The Crime Survey England and Wales (using data from the 2011/12 and 2012/13 surveys) found that victims of hate crime reported that they were more emotionally affected more often by the incident (68%) compared with victims of crime overall (37%) and the impact of hate crime on victims was more severe.

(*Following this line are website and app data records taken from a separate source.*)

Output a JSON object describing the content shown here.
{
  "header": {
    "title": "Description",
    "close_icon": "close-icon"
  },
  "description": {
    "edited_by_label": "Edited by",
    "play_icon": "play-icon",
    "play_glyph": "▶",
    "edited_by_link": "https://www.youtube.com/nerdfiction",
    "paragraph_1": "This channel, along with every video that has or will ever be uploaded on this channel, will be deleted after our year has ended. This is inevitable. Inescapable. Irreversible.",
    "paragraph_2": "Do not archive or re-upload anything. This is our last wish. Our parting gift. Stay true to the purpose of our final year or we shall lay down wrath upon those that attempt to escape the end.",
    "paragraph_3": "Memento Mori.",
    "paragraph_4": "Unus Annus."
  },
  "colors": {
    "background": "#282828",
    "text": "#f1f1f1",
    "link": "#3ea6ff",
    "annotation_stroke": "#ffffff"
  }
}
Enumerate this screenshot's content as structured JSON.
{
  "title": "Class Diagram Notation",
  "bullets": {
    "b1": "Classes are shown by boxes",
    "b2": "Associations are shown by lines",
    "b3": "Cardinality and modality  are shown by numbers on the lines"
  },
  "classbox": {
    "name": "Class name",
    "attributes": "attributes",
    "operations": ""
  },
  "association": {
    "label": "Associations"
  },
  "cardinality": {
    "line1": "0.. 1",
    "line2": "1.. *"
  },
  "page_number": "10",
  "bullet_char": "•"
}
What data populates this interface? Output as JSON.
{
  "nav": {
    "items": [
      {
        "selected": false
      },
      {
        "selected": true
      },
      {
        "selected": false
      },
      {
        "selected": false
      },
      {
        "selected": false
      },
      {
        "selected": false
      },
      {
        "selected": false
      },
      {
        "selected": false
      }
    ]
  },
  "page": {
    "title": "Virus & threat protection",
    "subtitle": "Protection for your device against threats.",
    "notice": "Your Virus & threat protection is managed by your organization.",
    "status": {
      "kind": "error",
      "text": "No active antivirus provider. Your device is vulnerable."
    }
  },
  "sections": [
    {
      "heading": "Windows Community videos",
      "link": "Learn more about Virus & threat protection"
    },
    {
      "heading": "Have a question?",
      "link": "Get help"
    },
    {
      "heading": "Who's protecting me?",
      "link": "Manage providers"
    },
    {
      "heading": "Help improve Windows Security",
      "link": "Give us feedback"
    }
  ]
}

Police recorded racist/religiously motivated incidents and crimes and homophobic hate crimes and incidents began to be recorded by Sussex Police over ten years ago and numbers rose up until 2006/7 and have generally been declining since then, although have seen a slight rise since 2012. This rise has corresponded to work by the police to improve their processes around identifying and recording hate incidents and is not believed to reflect an actual underlying increase in incidents. It remains important, however, to continually encourage reporting – either to the police or to another reporting centre – so support can be provided to the victim and the Partnership can get better intelligence on local hate crime problems. The recording of disability hate and transphobic incidents by the police has been introduced more recently and recorded numbers remain relatively low.